Officials from Camp Shelby Joint Forces Training Center announced Wednesday that the base will host a Linux Professional Institute certification training academy, making it the first-ever military installation to offer the program.
According to a press release sent out from Camp Shelby, Linux — a computer operating system that uses open source software development and distribution model — runs almost 97 percent of supercomputers in the world, including those for scientific research, military, defense intelligence and major corporations.
Kernel maintainer Greg Kroah-Hartman announced the availability of the first update on top of 3.16.y Linux kernel branch. This is a stable kernel release and the latest version of the kernel as of now given the fact that Linus Torvalds has not opened the merge window for the first release candidate (RC1) of the 3.17 branch yet.
Valve just pushed down a big Steam client update that has a number of Linux improvements along with other general improvements.
Non-platform-specific changes for the Steam Linux client includes updates to the desktop user interface styles, a major updated to the embedded web browser, and various fixes. The embedded browser update betters the performance and reliability along with having other security and functionality updates. There's also an assortment of other Big Picture mode enhancements and fixes.
Back on 8 August there was evidently the Catalyst 14.8 Linux driver replace to succeed the Catalyst 14.6 Beta that was last updated in mid-July. AMD didn't make any announcement about the 14.8 Linux driver update and we didn't even notice until now when a Phoronix reader stumbled across Catalyst 14.8.

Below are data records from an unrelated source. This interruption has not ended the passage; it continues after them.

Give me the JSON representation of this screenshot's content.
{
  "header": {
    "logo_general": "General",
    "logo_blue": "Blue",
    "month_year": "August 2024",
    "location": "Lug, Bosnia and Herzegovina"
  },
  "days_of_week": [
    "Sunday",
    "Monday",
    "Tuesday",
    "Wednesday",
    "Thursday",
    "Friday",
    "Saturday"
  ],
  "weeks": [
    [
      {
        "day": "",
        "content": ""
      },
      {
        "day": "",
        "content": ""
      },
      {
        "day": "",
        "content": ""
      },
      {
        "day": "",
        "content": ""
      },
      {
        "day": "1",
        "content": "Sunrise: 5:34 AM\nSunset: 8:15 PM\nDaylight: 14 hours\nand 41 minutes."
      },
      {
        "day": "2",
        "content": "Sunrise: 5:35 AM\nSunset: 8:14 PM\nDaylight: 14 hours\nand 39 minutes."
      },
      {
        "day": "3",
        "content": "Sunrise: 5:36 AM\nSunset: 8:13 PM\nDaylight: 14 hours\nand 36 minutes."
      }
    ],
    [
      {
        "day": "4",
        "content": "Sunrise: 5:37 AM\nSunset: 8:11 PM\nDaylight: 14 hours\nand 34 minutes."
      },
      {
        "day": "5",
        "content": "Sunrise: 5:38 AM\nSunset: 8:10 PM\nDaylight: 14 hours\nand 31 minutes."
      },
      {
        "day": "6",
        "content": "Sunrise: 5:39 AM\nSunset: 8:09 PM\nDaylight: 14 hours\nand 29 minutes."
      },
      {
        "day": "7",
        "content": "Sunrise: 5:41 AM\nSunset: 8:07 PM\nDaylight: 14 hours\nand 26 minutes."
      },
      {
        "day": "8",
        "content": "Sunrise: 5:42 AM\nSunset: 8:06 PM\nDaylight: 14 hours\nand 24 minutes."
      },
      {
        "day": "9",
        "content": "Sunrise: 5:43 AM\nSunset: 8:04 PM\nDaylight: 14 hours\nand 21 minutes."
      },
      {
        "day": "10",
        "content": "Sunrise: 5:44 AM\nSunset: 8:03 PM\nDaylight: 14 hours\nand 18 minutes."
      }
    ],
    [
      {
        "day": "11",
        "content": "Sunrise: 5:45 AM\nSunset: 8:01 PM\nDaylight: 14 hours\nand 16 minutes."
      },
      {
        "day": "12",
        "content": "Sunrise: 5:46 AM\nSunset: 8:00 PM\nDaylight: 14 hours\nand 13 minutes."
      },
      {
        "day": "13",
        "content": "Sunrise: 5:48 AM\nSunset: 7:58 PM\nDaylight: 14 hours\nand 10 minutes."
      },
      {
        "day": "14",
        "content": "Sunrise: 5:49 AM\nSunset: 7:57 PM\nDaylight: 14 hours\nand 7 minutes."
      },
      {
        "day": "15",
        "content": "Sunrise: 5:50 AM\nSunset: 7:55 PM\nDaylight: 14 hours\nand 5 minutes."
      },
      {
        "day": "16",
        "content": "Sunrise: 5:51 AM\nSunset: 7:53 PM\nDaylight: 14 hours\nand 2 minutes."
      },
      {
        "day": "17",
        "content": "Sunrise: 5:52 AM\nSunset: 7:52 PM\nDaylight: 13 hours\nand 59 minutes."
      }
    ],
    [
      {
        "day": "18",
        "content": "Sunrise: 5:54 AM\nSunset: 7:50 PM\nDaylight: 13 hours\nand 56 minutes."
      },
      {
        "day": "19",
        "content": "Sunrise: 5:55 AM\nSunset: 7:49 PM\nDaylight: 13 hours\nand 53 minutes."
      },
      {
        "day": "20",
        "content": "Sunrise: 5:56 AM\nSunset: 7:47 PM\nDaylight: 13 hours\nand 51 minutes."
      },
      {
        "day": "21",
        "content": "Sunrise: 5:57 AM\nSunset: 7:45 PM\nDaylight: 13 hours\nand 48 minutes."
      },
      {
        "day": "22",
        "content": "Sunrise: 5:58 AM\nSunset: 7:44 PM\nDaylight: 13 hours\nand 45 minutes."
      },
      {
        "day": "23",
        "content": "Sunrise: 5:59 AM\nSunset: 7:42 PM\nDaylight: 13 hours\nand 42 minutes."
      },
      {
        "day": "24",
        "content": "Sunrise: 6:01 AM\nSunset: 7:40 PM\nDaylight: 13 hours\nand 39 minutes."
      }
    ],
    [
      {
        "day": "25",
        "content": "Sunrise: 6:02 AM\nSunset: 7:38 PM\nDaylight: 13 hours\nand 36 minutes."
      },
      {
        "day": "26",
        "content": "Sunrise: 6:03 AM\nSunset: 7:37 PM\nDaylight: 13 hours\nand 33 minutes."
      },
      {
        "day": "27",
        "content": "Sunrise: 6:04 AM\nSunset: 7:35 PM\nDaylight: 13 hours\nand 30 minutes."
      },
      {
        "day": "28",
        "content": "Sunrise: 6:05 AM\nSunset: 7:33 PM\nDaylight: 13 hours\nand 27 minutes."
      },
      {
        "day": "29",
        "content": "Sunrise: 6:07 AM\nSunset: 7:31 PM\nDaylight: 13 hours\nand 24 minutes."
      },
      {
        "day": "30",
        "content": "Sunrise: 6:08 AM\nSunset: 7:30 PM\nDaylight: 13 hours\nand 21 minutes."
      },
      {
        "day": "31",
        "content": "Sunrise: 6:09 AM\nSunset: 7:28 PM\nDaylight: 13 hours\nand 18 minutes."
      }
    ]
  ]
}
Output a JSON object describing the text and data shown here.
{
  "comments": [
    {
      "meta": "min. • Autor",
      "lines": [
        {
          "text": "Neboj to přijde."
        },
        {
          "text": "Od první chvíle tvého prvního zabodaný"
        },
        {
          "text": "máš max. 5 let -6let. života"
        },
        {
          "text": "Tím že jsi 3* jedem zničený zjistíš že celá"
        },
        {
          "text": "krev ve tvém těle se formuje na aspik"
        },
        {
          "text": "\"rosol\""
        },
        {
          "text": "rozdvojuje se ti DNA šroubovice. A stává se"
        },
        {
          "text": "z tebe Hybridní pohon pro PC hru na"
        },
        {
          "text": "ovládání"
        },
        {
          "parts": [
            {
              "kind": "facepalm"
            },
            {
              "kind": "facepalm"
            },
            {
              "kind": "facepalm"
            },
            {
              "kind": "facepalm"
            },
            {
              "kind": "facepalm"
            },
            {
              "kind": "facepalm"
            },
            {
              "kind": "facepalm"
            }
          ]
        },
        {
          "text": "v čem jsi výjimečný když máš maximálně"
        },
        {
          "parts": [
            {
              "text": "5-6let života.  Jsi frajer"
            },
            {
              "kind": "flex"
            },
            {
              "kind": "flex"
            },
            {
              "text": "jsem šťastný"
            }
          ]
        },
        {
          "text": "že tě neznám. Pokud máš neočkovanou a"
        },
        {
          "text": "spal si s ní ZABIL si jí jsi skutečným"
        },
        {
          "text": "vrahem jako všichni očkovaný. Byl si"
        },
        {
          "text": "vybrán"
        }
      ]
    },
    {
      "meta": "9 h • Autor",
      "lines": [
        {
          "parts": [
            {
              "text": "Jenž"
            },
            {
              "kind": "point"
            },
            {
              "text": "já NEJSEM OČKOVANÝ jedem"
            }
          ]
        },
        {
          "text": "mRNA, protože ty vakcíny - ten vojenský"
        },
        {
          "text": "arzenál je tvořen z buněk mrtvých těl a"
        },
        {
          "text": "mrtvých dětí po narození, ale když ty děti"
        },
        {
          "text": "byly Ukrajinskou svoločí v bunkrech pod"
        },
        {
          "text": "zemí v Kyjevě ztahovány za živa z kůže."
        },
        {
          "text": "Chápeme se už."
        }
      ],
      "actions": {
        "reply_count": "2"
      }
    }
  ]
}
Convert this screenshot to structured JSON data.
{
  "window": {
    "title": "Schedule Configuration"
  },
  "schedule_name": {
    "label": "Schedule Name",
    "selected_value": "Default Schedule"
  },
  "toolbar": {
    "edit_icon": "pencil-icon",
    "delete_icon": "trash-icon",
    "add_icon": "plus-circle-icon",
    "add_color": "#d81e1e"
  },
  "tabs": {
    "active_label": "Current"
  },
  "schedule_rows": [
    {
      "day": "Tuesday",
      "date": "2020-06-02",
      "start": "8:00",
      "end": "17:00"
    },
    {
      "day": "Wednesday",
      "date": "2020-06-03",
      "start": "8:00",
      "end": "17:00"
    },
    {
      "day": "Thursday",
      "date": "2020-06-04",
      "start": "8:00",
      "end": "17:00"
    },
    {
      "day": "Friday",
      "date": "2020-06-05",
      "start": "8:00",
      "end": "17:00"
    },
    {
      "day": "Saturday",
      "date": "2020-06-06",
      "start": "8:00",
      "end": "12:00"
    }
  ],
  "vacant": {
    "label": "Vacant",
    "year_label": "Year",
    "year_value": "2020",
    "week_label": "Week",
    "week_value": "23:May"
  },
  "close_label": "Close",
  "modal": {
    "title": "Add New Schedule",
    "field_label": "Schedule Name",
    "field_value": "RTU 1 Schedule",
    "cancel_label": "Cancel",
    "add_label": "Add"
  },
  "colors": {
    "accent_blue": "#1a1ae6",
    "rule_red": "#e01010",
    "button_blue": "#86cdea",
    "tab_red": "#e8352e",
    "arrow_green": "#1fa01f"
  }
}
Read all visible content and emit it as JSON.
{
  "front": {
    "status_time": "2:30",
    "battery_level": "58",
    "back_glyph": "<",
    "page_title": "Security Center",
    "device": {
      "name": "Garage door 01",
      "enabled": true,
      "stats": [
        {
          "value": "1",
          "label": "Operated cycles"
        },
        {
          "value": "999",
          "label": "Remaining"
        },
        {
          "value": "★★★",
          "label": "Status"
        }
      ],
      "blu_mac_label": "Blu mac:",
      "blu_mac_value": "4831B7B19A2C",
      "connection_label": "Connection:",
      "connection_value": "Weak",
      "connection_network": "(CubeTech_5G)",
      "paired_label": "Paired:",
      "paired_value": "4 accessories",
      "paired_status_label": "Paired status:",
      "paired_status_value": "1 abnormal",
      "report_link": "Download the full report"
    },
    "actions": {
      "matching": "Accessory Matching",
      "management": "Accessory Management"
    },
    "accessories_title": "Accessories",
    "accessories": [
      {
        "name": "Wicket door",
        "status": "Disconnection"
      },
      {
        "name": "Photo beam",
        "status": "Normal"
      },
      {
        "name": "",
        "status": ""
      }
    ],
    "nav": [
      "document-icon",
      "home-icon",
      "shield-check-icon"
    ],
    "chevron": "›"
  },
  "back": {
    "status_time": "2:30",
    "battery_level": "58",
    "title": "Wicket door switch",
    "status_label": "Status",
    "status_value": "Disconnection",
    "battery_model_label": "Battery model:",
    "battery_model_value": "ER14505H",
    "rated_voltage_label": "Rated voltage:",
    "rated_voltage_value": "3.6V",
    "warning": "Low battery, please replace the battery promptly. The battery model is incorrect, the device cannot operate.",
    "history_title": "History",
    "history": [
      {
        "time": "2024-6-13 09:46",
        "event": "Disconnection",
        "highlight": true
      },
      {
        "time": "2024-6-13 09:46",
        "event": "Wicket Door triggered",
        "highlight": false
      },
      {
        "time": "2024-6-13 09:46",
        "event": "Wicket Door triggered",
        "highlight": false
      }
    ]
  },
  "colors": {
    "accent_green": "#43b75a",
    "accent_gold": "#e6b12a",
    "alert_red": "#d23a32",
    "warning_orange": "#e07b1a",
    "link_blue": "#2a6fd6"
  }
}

Unfortunately AMD didn't publish a change-log for the Catalyst 14.8 Linux driver update so we're really not sure what (if any) significant changes made it into this latest release, but we would certainly assume there's more Linux game bug-fixes to be found in this newest version. Given it was released at the end of last week, there's not OpenGL 4.5 support expected. It's also likely too soon to expect any Linux 3.16 kernel compatibility.